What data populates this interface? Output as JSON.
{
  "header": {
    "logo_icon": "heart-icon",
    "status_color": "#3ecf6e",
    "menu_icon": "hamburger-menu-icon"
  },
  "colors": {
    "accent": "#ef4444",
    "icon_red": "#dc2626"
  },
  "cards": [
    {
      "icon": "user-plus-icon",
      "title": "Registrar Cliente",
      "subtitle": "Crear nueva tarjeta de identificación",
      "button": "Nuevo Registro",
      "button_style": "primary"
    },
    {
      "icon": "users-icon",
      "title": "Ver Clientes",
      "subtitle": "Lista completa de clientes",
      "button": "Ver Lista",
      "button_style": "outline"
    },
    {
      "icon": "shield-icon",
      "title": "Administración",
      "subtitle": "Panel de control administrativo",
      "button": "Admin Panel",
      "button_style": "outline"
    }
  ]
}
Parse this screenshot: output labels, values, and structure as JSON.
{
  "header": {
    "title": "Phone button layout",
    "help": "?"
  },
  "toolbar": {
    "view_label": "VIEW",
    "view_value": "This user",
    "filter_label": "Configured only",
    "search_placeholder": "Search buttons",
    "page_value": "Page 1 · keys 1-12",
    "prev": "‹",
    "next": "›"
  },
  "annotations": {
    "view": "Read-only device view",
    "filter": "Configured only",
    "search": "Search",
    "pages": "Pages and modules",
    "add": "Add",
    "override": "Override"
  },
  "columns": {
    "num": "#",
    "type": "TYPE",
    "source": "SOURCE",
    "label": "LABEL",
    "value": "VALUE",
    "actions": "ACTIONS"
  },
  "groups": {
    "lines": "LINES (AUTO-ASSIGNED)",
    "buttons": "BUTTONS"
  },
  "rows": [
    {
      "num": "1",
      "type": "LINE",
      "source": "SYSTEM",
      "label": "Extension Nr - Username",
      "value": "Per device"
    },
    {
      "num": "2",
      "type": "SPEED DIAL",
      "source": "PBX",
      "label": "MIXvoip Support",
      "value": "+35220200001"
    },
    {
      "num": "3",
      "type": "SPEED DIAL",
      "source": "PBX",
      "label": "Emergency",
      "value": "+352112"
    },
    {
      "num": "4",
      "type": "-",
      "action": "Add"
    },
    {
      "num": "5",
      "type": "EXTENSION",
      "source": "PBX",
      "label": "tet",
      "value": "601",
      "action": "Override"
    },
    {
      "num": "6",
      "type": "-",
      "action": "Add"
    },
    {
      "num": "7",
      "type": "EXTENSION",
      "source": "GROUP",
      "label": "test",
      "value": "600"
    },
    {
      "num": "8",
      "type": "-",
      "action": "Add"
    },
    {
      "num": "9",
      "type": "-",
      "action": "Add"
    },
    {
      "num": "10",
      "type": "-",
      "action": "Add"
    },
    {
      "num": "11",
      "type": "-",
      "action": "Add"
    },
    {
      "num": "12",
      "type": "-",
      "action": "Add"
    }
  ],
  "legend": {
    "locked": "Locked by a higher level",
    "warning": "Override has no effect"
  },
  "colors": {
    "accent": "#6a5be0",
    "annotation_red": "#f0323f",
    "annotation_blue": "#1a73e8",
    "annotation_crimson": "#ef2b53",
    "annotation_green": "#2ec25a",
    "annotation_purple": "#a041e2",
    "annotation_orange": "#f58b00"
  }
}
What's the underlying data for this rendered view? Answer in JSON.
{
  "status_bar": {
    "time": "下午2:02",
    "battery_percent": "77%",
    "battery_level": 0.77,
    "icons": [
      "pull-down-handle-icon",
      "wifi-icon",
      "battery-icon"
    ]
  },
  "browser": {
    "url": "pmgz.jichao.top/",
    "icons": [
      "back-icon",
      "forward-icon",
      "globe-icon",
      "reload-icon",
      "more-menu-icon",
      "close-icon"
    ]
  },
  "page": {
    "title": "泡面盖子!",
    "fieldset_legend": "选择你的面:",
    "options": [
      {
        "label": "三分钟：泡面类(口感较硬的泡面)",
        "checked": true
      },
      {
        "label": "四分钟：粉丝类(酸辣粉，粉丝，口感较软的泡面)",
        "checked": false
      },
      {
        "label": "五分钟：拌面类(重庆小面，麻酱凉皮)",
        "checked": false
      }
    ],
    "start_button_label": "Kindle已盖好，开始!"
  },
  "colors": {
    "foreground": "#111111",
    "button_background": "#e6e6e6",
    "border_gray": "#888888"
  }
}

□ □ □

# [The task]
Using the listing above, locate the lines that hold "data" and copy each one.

# [Expected answer]
What data populates this interface? Output as JSON.
What's the underlying data for this rendered view? Answer in JSON.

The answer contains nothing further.